Find the string "Tenant" in the data, then copy every line where it is found.

Data under study below:

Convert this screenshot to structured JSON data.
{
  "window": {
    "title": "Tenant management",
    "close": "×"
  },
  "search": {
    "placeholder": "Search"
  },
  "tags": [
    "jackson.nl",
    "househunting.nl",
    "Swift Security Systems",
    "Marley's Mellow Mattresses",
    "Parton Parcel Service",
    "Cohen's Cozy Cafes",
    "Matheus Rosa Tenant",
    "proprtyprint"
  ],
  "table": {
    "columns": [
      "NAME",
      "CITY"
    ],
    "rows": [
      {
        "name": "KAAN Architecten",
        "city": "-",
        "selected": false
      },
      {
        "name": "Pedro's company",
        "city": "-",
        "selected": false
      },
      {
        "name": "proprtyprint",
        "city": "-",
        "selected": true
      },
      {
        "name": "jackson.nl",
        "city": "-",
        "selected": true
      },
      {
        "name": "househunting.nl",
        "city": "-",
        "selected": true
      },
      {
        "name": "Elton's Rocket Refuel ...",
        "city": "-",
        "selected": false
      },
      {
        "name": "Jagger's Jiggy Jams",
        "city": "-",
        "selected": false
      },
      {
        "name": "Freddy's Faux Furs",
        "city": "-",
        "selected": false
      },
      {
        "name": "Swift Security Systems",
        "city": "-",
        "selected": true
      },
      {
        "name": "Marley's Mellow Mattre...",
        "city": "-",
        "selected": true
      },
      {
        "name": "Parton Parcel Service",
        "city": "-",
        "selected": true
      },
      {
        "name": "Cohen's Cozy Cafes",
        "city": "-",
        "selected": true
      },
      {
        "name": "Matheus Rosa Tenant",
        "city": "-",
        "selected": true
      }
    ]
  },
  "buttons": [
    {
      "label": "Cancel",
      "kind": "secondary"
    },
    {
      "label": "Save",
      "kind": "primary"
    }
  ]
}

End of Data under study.

Result of this task
    "title": "Tenant management",
    "Matheus Rosa Tenant",
        "name": "Matheus Rosa Tenant",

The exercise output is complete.